“Roger said, ‘If Jim does it, then I will,’” recalls Bentham. “And Jim said, ‘If Roger does it, I will.’ We got them as a perfect set.
One particular challenge the filmmakers faced was ensuring that Kempton’s antics did not alienate audiences. “We had some concerns about it – that he was just a lazy waster and an unnecessary husband, and female members of the public wouldn’t appreciate him,” Bean acknowledges.
This danger was averted by the casting of Helen Mirren as Dorothy, the wife of Kempton, a formidable character and the backbone of the Bunton family. The actress “fell in love” with the project, says Bentham. “It was important that she [Dorothy] was portrayed with strength and dignity, ”notes the producer. “I think that’s what Helen answered in the script.”
Michell’s focus was sharper than ever when working with Broadbent and Mirren. “With Roger, it was always about the script and making sure we were telling the story in the best possible way,” says Bentham. “He doesn’t go over because he’s editing the film in his head. He’s very clear on the shots he needs. The cast and crew love it; nothing is wasted.
“The main thing is humanity,” says McCracken of Pathé of Michell. “It’s that deep interest in people. There was something very un-cynical about him. He was just a brilliant, massively imaginative director.
The Duke It may sound like a quintessentially British story, but it captured the imaginations of international distributors before production began. “The first market we took him to would have been AFM 2019, because we started shooting in January 2020,” recalls McCracken. Several territories were pre-sold and production ended just before the pandemic. Then, after the virtual Cannes in 2020, Sony Pictures Classics reclaimed the American, Scandinavian and Latin American rights as part of a deal announced immediately after the premiere of the Venice Film Festival.
But, as Covid-19 took hold, growers had to “shut everything down and sit on it,” says McCracken. The release was initially pushed back a year to September 2021, but McCracken decided to take another hiatus, resetting the UK date to February 25, 2022. “I was going to have to push the button on a really big one. spend on TV advertising, which becomes irrevocable, “says McCracken.” I just bottled it. I thought to myself, ‘The proof that an older audience is coming back to the movies in September just isn’t there. “
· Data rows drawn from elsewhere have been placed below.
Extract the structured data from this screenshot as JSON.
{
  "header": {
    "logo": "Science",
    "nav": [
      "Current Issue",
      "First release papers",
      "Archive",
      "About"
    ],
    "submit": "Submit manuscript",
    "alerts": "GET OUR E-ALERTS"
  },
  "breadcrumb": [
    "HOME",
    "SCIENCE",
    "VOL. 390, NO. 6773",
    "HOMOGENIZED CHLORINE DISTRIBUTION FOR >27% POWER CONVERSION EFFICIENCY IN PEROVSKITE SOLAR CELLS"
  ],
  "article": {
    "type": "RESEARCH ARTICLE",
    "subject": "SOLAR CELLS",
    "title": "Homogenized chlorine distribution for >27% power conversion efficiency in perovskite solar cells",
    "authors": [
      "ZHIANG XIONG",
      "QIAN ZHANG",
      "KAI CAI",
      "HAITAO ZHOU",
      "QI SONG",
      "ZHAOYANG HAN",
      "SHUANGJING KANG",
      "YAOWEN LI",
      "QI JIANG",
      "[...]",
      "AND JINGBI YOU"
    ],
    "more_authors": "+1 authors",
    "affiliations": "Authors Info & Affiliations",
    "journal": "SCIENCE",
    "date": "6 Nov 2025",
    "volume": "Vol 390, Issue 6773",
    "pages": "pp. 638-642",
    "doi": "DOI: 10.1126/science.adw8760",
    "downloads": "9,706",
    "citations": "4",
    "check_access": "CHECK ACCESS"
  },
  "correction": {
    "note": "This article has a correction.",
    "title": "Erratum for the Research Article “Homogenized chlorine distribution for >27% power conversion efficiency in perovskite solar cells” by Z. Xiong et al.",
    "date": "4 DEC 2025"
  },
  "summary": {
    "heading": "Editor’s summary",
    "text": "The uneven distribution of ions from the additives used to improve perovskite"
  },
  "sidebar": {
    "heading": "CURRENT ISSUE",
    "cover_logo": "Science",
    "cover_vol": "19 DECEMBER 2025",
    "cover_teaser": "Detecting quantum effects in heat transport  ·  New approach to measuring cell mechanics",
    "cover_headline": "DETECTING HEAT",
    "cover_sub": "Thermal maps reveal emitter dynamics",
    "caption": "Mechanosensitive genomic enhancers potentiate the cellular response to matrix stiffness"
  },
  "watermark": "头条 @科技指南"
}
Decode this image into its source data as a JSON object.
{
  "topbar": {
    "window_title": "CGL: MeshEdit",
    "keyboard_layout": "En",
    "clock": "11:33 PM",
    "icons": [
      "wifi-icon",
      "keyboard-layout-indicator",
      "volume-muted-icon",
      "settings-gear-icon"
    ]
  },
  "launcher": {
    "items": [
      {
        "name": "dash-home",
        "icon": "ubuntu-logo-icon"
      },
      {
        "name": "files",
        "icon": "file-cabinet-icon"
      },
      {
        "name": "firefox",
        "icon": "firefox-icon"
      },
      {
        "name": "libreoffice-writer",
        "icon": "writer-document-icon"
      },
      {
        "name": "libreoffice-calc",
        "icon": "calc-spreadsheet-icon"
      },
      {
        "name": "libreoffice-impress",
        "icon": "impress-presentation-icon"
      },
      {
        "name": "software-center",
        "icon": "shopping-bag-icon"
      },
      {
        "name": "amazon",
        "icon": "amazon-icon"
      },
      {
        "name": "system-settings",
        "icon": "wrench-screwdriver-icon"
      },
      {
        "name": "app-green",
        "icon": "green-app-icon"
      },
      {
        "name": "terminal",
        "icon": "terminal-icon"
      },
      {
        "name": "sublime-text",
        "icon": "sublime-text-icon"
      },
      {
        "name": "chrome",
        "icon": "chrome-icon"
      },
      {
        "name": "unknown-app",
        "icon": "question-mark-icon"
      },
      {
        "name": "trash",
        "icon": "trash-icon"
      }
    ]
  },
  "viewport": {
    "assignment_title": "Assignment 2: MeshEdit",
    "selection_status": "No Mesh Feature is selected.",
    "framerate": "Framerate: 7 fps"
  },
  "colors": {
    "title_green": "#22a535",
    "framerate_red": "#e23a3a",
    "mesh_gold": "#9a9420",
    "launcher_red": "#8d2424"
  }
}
Despite the delays, the producers remain confident that the film will be recognized by voters and audiences. “It was difficult to wait for the right moment, especially difficult because this delay means that Roger will not see the film’s release, which is tragic,” notes Bentham. “But, as a producer, patience and optimism are the two bags that I have all the time.”